The International Association for the Study of Obesity (IASO) has released a report criticizing the food and beverage industry’s efforts to reduce marketing to children in the European Union. Part of the StanMark Project, which receives EU funding, A Junk-Free Childhood 2012 focuses on the EU Pledge signed by 20 companies that agreed to stop marketing products to children younger than age 12 and to submit to independent monitoring. Citing data from the 2011 EU Pledge Monitoring Report, IASO notes a “disappointing” 29 percent decline in the number of advertisements for “non-compliant” products that were viewed by children between January and March 2011 as compared to those viewed between January and March 2005. “While for some countries there were significant decreases in advertising (e.g. in Poland, Ireland and France), in other countries significant increases were recorded, including Slovenia (up 26%) and the Netherlands (up 38%),” states the report.

“The problem is made worse because the companies are allowed to set their own standards for what they consider ‘junk food’ and they set the bar too low,” said the report’s author, Tim Lobstein. “Our report found over 30 fatty and sugary foods which are classified as unhealthy in government‐approved schemes across Europe and the USA but which are considered healthy by the manufacturers and which they allow themselves to advertise.”

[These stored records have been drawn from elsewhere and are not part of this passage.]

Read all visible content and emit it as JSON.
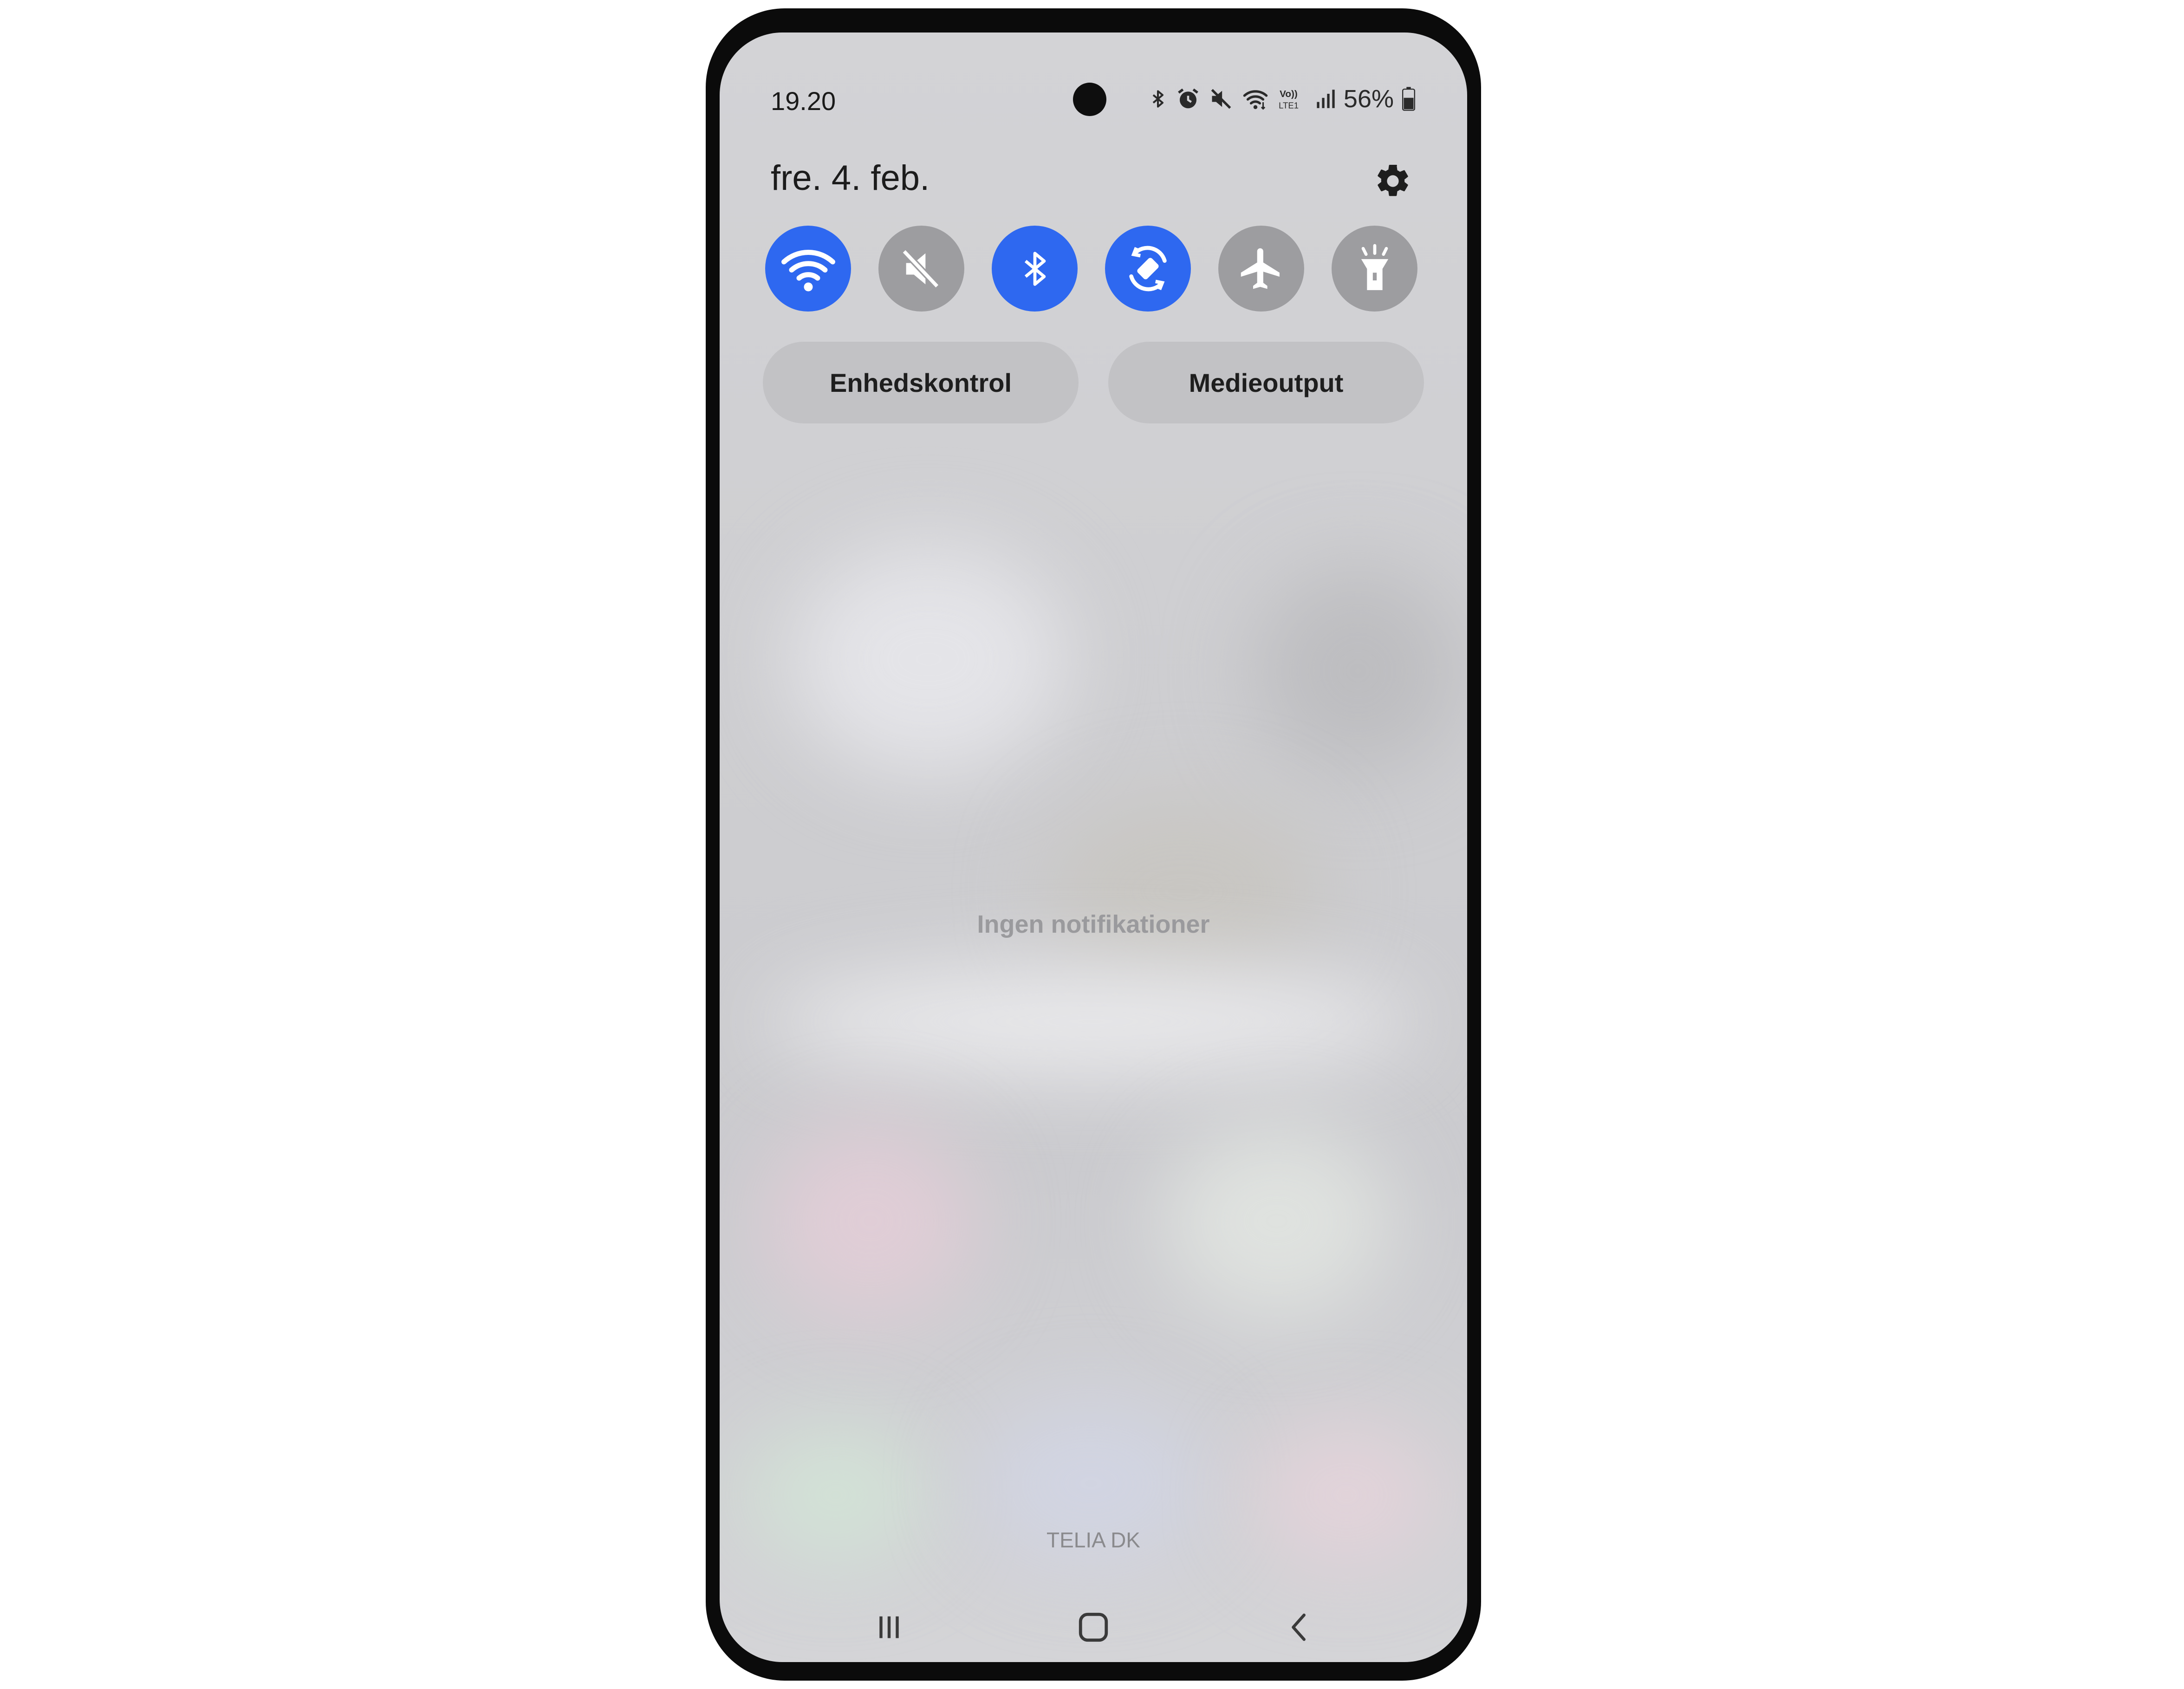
{
  "status_bar": {
    "time": "19.20",
    "battery": "56%",
    "icons": [
      "bluetooth-icon",
      "alarm-icon",
      "mute-icon",
      "wifi-icon",
      "volte-lte-icon",
      "signal-icon",
      "battery-icon"
    ],
    "volte_label": "Vo)) LTE1"
  },
  "header": {
    "date": "fre. 4. feb.",
    "settings_icon": "gear-icon"
  },
  "quick_settings": [
    {
      "name": "wifi",
      "icon": "wifi-icon",
      "active": true
    },
    {
      "name": "sound",
      "icon": "mute-icon",
      "active": false
    },
    {
      "name": "bluetooth",
      "icon": "bluetooth-icon",
      "active": true
    },
    {
      "name": "auto-rotate",
      "icon": "rotate-icon",
      "active": true
    },
    {
      "name": "airplane",
      "icon": "airplane-icon",
      "active": false
    },
    {
      "name": "flashlight",
      "icon": "flashlight-icon",
      "active": false
    }
  ],
  "buttons": {
    "device_control": "Enhedskontrol",
    "media_output": "Medieoutput"
  },
  "notifications": {
    "empty_text": "Ingen notifikationer"
  },
  "carrier": "TELIA DK",
  "navigation": {
    "recents": "recents-icon",
    "home": "home-icon",
    "back": "back-icon"
  },
  "colors": {
    "accent": "#2e68f0",
    "tile_off": "#9d9da0",
    "pill": "#c2c2c5"
  }
}
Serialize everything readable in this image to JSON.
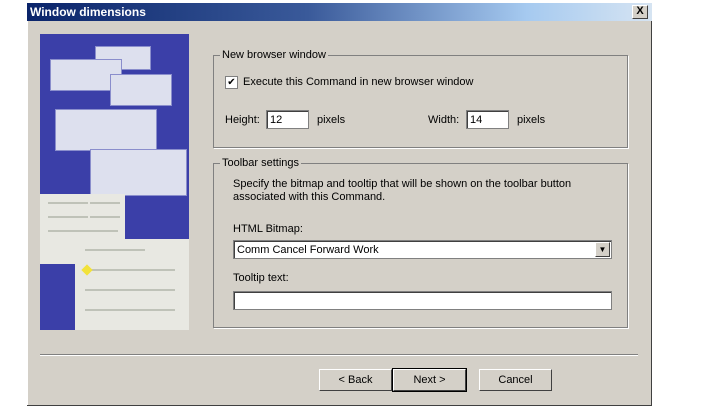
{
  "window": {
    "title": "Window dimensions",
    "close_label": "X"
  },
  "browser_group": {
    "label": "New browser window",
    "execute_checked": true,
    "execute_label": "Execute this Command in new browser window",
    "height_label": "Height:",
    "height_value": "12",
    "height_unit": "pixels",
    "width_label": "Width:",
    "width_value": "14",
    "width_unit": "pixels"
  },
  "toolbar_group": {
    "label": "Toolbar settings",
    "description_line1": "Specify the bitmap and tooltip that will be shown on the toolbar button",
    "description_line2": "associated with this Command.",
    "bitmap_label": "HTML Bitmap:",
    "bitmap_value": "Comm Cancel Forward Work",
    "tooltip_label": "Tooltip text:",
    "tooltip_value": ""
  },
  "buttons": {
    "back": "< Back",
    "next": "Next >",
    "cancel": "Cancel"
  }
}
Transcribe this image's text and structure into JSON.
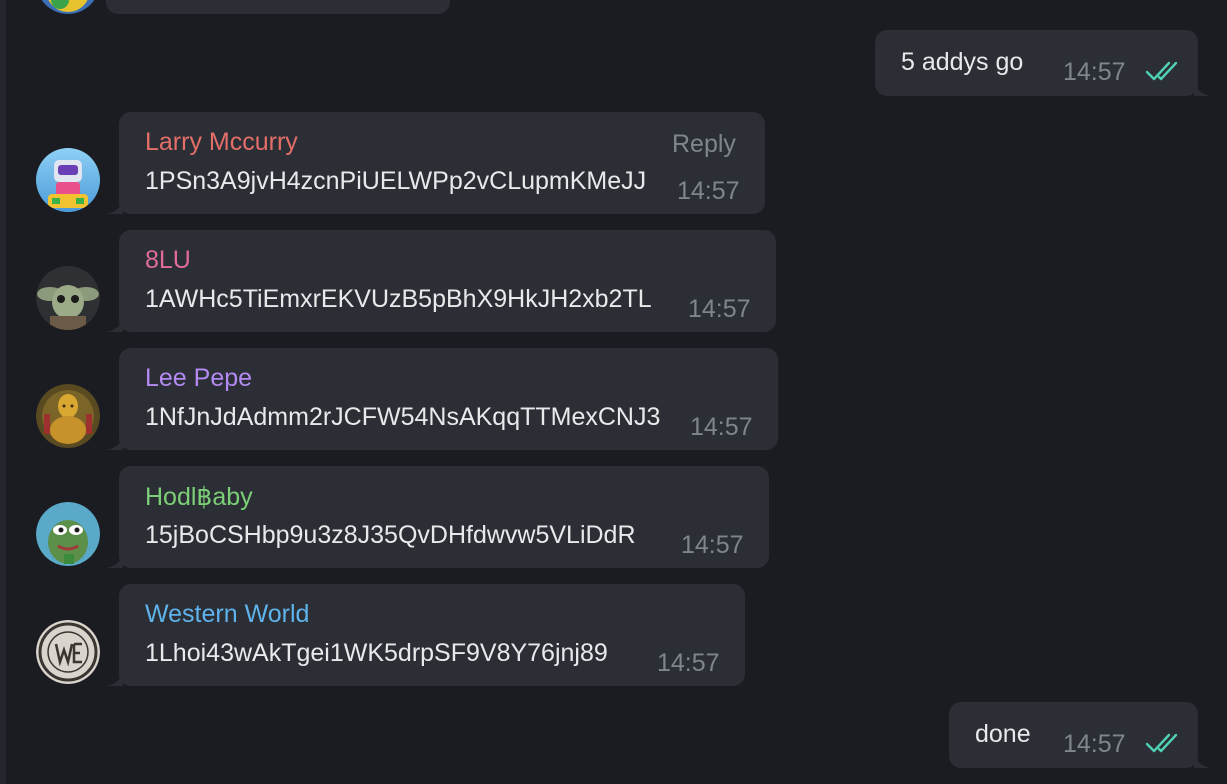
{
  "colors": {
    "background": "#1a1c21",
    "bubble": "#2b2e35",
    "timestamp": "#7f858d",
    "message_text": "#e8e9eb",
    "read_check": "#4fd1b5"
  },
  "outgoing": [
    {
      "text": "5 addys  go",
      "time": "14:57",
      "status_icon": "double-check-icon"
    },
    {
      "text": "done",
      "time": "14:57",
      "status_icon": "double-check-icon"
    }
  ],
  "incoming": [
    {
      "sender": "Larry Mccurry",
      "sender_color": "#e46e68",
      "text": "1PSn3A9jvH4zcnPiUELWPp2vCLupmKMeJJ",
      "time": "14:57",
      "action": "Reply",
      "avatar_icon": "robot-avatar-icon"
    },
    {
      "sender": "8LU",
      "sender_color": "#e06b9a",
      "text": "1AWHc5TiEmxrEKVUzB5pBhX9HkJH2xb2TL",
      "time": "14:57",
      "avatar_icon": "baby-yoda-avatar-icon"
    },
    {
      "sender": "Lee Pepe",
      "sender_color": "#b48af2",
      "text": "1NfJnJdAdmm2rJCFW54NsAKqqTTMexCNJ3",
      "time": "14:57",
      "avatar_icon": "golden-statue-avatar-icon"
    },
    {
      "sender": "Hodl฿aby",
      "sender_color": "#7ccf77",
      "text": "15jBoCSHbp9u3z8J35QvDHfdwvw5VLiDdR",
      "time": "14:57",
      "avatar_icon": "pepe-avatar-icon"
    },
    {
      "sender": "Western World",
      "sender_color": "#5fb3ec",
      "text": "1Lhoi43wAkTgei1WK5drpSF9V8Y76jnj89",
      "time": "14:57",
      "avatar_icon": "western-world-logo-avatar-icon"
    }
  ]
}
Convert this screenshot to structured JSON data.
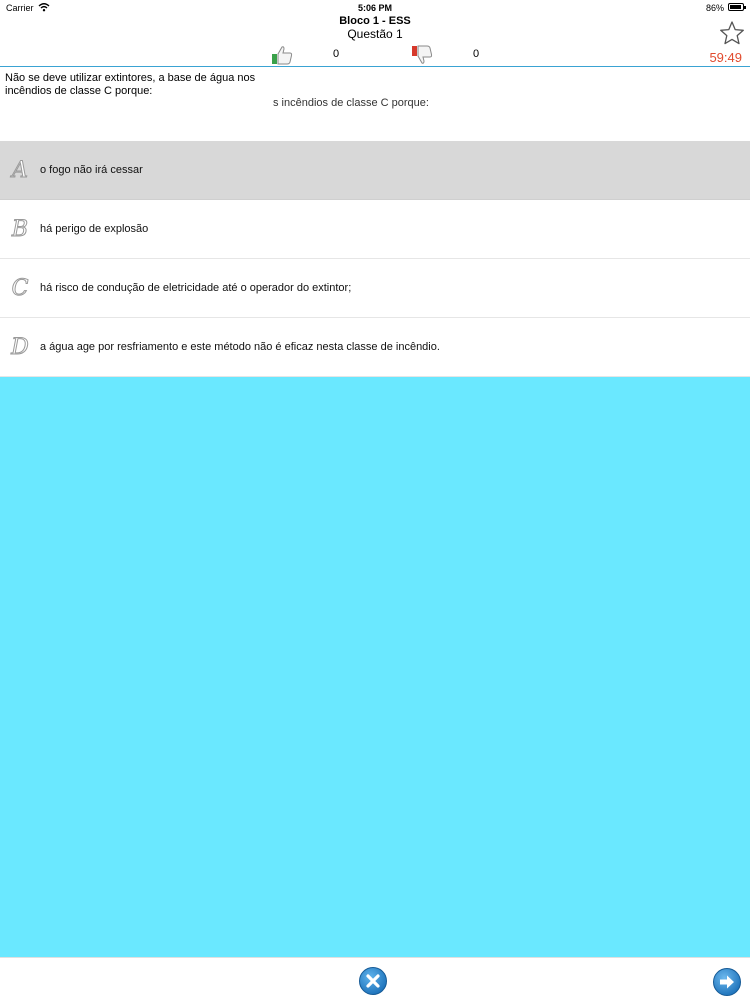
{
  "status_bar": {
    "carrier": "Carrier",
    "time": "5:06 PM",
    "battery": "86%"
  },
  "header": {
    "title": "Bloco 1 - ESS",
    "subtitle": "Questão 1",
    "correct_count": "0",
    "wrong_count": "0",
    "timer": "59:49"
  },
  "question": {
    "text": "Não se deve utilizar extintores, a base de água nos incêndios de classe C porque:",
    "ghost_text": "s incêndios de classe C porque:"
  },
  "answers": [
    {
      "letter": "A",
      "label": "o fogo não irá cessar",
      "selected": true
    },
    {
      "letter": "B",
      "label": "há perigo de explosão",
      "selected": false
    },
    {
      "letter": "C",
      "label": "há risco de condução de eletricidade até o operador do extintor;",
      "selected": false
    },
    {
      "letter": "D",
      "label": "a água age por resfriamento e este método não é eficaz nesta classe de incêndio.",
      "selected": false
    }
  ],
  "colors": {
    "accent_blue": "#3aa3d3",
    "timer_red": "#e14b2e",
    "content_cyan": "#6ae8ff",
    "selected_row": "#d8d8d8"
  },
  "icons": {
    "thumb_up": "thumbs-up-icon",
    "thumb_down": "thumbs-down-icon",
    "star": "star-icon",
    "close": "close-icon",
    "next": "next-arrow-icon"
  }
}
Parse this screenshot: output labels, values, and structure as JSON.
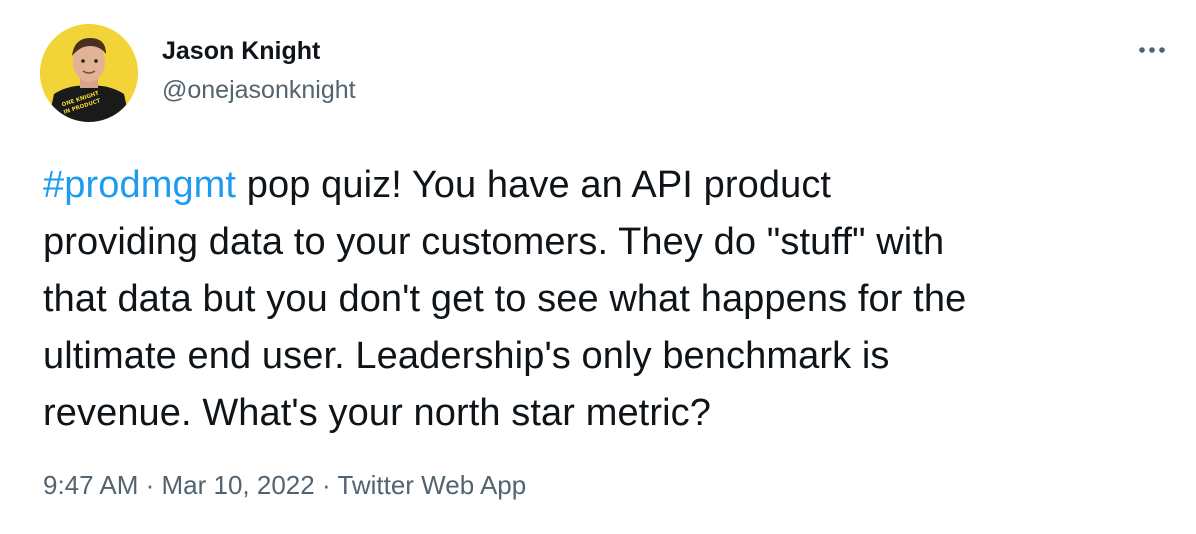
{
  "author": {
    "name": "Jason Knight",
    "handle": "@onejasonknight",
    "avatar_shirt_text": [
      "ONE KNIGHT",
      "IN PRODUCT"
    ]
  },
  "tweet": {
    "hashtag": "#prodmgmt",
    "text_lines": [
      " pop quiz! You have an API product",
      "providing data to your customers. They do \"stuff\" with",
      "that data but you don't get to see what happens for the",
      "ultimate end user. Leadership's only benchmark is",
      "revenue. What's your north star metric?"
    ]
  },
  "meta": {
    "time": "9:47 AM",
    "separator": " · ",
    "date": "Mar 10, 2022",
    "source": "Twitter Web App"
  },
  "icons": {
    "more": "more-horizontal-icon"
  },
  "colors": {
    "link": "#1d9bf0",
    "secondary_text": "#536471",
    "primary_text": "#0f1419",
    "avatar_background": "#f3d438"
  }
}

A Junk-Free Childhood 2012 also voices concerns about supposed gaps in self-regulation, including company-owned Websites, social media sites, the use of licensed characters, sports sponsorships, and child-to-child marketing. To address these issues, the StanMark Project ultimately aims to propose universal standards that take “a ‘risk-based’ approach to reducing exposure to the marketing of food and beverage products whose regular consumption is liable to increase the risk of noncommunicable diseases.” These standards would seek to ensure that (i) foods and beverages marketed to children meet international dietary standards established by the World Health Organization; (ii) products are promoted “only to those persons who have reached an age when they are legally considered to be competent enough to protect their own welfare”; (iii) regulation applies to “all media that carries marketing messages as well as those that cross national borders”; (iv) marketing techniques with special appeal to children are excluded; (v) brands “with recognizable links to food and beverage products” are treated as if they were promotions; (vi) all settings where children gather are free from advertising; and (vii) all parties are held accountable for the dissemination of marketing messages. See IASO Press Release, September 27, 2012.